The front charging port, like most hardware complies with existing standards; it was designed with a retractible connector and placed frontally for best access.
Since the Maximus keyboard last year create a real buzz, they have developed Optimus Mini 3 version 2.0, smaller, three-buttoned version of the Maximus keyboard. Following the success of Optimus Mini 3 v 2.0, Art Lebedev is in the process of making the next generation of Optimus Mini 3, which is wireless, possibly Bluetooth and AC-powered. The picture below is the version 2.0 of Optimus Mini 3 since they still don’t have the picture of version 3.0. Really looking forward to see the prototypes.
Niklas Palm found his inspiration in the design of Chris Craft’s boats and the American east coast. He created a vehicle that allows the driver to run on any terrain without leaving marks, as a traditional off-road vehicle would do. The traditional off-road digs its way up the hill, scratches the rocks and especially pollutes nature due to its internal combustion engine. The name of the Terrafine comes from its actual capability to keep the earth fine. Because of its shape and suspension system don’t affect rocks and ground. The main idea of the concept was to create a vehicle that could do less damage, even none at all, to the environment is driving in.

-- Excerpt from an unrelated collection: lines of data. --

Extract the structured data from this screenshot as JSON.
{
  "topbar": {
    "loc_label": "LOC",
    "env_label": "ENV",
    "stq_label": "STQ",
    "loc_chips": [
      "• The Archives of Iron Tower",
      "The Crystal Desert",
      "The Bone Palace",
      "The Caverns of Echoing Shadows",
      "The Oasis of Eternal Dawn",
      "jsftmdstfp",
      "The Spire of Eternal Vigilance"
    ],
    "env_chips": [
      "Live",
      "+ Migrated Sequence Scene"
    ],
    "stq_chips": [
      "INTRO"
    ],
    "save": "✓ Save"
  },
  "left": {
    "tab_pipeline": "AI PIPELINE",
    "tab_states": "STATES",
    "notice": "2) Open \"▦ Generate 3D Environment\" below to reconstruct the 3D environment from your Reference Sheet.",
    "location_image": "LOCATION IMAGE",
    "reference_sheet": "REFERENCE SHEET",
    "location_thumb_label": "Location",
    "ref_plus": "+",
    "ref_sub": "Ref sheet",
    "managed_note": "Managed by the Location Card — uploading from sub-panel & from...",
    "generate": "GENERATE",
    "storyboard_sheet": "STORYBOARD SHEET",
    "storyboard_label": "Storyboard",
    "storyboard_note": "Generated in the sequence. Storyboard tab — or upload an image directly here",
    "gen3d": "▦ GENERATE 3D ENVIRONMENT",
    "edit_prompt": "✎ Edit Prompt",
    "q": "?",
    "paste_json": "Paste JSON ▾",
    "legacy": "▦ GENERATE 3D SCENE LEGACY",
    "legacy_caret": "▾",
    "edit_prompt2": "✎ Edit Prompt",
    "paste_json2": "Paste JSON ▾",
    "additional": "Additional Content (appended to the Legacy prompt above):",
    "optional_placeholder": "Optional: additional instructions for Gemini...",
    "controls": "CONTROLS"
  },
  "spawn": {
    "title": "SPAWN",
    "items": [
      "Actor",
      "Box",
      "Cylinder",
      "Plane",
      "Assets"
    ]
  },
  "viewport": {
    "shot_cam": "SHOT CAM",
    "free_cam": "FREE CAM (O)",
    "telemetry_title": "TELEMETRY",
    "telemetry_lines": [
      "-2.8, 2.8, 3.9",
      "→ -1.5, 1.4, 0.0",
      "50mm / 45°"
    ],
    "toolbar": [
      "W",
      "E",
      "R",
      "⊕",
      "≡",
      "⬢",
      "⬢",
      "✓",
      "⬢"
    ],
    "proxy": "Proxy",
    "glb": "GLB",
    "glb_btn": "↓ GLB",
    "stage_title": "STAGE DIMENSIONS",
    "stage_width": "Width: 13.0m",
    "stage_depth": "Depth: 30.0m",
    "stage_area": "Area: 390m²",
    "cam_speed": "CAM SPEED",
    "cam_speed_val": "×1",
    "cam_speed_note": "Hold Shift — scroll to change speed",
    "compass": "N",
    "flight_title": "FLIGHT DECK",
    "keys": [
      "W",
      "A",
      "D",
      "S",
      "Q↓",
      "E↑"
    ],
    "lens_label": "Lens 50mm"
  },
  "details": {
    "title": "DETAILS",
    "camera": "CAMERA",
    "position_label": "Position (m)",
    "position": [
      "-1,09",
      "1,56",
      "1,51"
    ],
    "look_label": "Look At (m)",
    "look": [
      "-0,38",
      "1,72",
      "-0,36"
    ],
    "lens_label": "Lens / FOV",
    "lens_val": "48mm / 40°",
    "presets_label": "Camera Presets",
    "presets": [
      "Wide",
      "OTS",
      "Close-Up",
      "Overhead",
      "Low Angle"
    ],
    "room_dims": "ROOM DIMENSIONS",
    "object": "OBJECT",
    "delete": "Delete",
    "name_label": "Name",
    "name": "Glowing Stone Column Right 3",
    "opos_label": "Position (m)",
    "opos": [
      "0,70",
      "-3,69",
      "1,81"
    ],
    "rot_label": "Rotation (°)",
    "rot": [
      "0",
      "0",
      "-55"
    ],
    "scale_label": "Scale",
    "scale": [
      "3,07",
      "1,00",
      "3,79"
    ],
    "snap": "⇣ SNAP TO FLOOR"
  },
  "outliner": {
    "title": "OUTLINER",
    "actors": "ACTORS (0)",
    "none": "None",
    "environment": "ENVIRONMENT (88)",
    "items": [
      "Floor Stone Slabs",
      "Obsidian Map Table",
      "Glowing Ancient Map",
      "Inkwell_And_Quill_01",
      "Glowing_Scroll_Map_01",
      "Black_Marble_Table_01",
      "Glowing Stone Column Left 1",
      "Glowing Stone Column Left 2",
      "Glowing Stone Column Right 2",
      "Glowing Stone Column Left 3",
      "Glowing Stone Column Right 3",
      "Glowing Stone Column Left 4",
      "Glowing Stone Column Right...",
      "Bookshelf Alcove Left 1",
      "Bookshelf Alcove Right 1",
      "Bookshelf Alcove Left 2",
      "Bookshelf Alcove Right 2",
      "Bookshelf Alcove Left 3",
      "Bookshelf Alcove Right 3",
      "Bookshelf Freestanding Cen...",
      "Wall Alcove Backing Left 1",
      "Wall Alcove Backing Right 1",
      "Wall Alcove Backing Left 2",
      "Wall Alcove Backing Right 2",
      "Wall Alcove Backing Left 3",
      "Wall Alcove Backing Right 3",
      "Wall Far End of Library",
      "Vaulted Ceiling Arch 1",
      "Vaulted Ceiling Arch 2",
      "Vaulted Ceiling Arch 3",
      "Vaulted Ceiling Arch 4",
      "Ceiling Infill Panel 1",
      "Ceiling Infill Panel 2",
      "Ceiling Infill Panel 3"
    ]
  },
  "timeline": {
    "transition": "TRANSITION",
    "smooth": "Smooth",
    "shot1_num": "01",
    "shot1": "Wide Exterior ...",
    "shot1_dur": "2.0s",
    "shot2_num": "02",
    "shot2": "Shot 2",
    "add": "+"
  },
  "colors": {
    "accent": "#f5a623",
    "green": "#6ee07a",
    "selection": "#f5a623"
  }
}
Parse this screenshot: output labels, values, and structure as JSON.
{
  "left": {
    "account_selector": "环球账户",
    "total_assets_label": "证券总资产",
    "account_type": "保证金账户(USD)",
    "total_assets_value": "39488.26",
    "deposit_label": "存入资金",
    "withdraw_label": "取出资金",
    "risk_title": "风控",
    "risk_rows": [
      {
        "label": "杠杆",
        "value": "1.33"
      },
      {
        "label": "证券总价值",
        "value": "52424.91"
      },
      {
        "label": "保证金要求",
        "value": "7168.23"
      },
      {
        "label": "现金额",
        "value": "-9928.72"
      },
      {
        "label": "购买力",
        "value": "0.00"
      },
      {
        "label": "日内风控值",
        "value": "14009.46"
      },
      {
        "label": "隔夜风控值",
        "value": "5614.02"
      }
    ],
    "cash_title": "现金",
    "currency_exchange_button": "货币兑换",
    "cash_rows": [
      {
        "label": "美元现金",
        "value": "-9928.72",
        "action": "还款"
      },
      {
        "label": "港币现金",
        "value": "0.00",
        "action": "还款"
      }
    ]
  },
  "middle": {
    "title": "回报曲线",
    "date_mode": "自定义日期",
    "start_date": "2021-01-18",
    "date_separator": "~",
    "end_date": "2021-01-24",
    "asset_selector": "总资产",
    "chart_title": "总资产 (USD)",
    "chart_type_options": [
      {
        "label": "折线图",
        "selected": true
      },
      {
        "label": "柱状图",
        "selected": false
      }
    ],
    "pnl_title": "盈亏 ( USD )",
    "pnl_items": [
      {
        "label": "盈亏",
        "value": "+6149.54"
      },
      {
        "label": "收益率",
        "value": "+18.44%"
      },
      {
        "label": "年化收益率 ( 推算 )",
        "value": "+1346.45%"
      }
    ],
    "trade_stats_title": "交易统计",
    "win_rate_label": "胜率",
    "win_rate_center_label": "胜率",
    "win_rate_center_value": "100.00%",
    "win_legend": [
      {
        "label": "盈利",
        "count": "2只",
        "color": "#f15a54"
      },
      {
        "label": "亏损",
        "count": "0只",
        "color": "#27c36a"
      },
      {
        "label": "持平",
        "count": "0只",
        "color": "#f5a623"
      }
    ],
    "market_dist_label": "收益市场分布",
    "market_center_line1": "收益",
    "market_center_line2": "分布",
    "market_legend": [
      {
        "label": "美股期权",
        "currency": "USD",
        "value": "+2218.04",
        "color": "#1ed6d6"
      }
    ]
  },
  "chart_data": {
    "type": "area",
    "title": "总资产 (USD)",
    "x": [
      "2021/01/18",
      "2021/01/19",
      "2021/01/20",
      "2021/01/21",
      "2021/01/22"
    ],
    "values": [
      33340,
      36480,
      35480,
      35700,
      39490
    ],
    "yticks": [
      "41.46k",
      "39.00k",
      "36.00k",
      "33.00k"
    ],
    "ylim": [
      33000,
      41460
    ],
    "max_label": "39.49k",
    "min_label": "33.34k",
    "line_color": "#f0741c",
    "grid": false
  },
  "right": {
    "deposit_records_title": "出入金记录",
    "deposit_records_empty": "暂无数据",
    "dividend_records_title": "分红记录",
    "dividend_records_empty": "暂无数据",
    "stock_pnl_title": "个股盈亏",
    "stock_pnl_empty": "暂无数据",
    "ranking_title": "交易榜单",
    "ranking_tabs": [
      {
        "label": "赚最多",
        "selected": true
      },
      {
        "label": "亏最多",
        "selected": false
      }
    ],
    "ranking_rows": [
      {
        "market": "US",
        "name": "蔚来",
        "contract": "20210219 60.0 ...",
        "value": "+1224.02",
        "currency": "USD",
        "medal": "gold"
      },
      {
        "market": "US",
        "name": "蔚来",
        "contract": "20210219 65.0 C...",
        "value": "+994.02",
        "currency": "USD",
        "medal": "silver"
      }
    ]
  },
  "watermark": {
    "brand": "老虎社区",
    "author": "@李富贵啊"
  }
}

The incredible suspension system allows the Terrafine to climb any obstacle, adjust height and even to tilt the vehicle forward for a better view. Due to its uncommon suspension the ride feels like is not on the ground, but on water. In the creating process the designer, Niklas Palm, found an interesting way to create a paper model of the body. The idea came to him during a visit to the 2008 Paris Motor Show, where he found the Renault Ondilious, the front grill of the car inspired him in the way to produce the paper model. The concept is fitted with an electric engine giving the vehicle an extra point for being Eco-friendly. The shape of the vehicle and the simple yet complex suspension, the rimless wheels and the roof free body make the Terrafine an extremely light vehicle. This important weight loss allows the driver to ride without leaving such a long lasting foot print on the environment it goes in.